Mars and use GPS to plan their own routes.
Google Earth 5.0, which was launched yesterday, has 3D content to describe underwater terrain and lets users browse ocean-related content contributed by top oceanographers and conservationists.
The Historical Imagery feature enables users to travel back in time using archival satellite and aerial imagery. Another new feature, Touring, makes it easy to create a narrated tour in Google Earth and share it with the world, and Google Mars 3D features high resolution imagery and terrain maps of the red planet.
Launching the software, former presidential candidate and now eco-warrior Al Gore said, the virtual diving experience it offered was a “magical experience”.

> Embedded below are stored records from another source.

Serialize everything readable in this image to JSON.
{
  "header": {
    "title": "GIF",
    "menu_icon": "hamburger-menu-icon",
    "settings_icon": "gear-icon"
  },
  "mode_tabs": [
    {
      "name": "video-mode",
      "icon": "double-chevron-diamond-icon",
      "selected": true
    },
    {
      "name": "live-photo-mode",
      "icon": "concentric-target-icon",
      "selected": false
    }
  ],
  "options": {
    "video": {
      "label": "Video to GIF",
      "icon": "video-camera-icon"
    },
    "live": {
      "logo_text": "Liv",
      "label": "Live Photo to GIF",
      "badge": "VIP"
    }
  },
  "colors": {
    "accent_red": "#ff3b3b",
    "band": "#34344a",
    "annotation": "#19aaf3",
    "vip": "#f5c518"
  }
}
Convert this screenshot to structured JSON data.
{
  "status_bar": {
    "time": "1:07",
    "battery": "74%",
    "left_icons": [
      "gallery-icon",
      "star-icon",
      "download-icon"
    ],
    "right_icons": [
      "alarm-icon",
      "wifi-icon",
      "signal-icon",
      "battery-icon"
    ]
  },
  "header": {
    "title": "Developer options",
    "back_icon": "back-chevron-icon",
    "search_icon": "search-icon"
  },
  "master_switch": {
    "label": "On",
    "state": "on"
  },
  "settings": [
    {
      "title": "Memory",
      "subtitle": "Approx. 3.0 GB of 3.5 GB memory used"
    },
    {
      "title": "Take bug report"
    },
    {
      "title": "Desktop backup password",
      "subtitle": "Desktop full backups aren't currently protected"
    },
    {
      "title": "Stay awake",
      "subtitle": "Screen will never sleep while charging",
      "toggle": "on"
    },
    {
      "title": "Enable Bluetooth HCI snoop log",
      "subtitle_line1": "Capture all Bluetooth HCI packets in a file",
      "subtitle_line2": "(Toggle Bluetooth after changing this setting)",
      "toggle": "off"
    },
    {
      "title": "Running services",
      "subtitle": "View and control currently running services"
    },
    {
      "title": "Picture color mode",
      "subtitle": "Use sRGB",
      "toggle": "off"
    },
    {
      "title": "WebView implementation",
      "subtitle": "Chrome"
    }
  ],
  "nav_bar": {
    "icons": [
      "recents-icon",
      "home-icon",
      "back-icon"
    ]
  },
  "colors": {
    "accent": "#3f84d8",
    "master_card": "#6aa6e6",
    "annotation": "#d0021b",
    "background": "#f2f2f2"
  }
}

"The history lets you see for yourself the unprecedented pace of change taking place on the Earth – largely because of human influences. For example, you can watch the melting of the largest glacier in Glacier National Park – the Grinnell Glacier – image by image, for the last decade," he said.
Google CEO Eric Schmidt said the oceans were usually ignored in discussions on climate change, but were integral to it. "About one-third of the carbon dioxide that we emit into the atmosphere ends up in the oceans,” he said. “Furthermore, biodiversity loss in our oceans in the next 20-30 years will be roughly equivalent to losing an entire Amazon rainforest, but this goes unnoticed because we can't see it. This is why today's launch of Google Earth 5.0 is so important - it gives us an opportunity to change everyone's perspective."
The Ocean feature is on by default in the newest version of Google Earth. As users zoom in on the ocean they will see a dynamic water surface. Once they dive in, they can navigate 3D sea floor terrain.
The feature includes 20 content layers of information. These include a National Geographic Magazine geo-quiz and overlays from their new Atlas of the Ocean, and unseen videos from pioneering oceanographer Jacques Cousteau.
John Hanke, director of Google Earth and Maps, said it former cursory treatment of the oceans was a serious mistake he was happy to fix. This version had helped him understand the role the ocean plays in global climate change and the impact that humans have on the oceans and sea creatures. “We now have a good substrate for publishing and exploring data about the 'other' two-thirds of the planet."
With the History feature, users can activate a time slider to see both newer and older satellite imagery from around the globe. This lets them see a single location's development over time.
Touring is a simple new way for users to create narrated tours of imagery and content in Google Earth. By pressing the Record button, users can fly from place to place, zoom and click on content balloons that provide voice-over narration along the way.
Google Mars 3D is the latest stop on Google's virtual tour of the galaxy. Users can travel to Mars with the click of a button and see high resolution imagery and 3D terrain. They can fly to the top of Olympus Mons, the tallest volcano in our solar system, read geo-located excerpts about different locations on the planet from A Traveler's Guide to Mars, see where various Mars Rovers and Landers have touched down, and more.
Google has also made GPS Tracking, previously only available in the Plus and Pro versions of Google Earth, a standard feature. Now all users can upload tracks from GPS devices (including many Garmin, Magellan, and NMEA-compatible devices) to Google Earth, making it easy to visualise and record running, hiking and biking routes. It has also increased he number of languages it comes in from 26 to 41.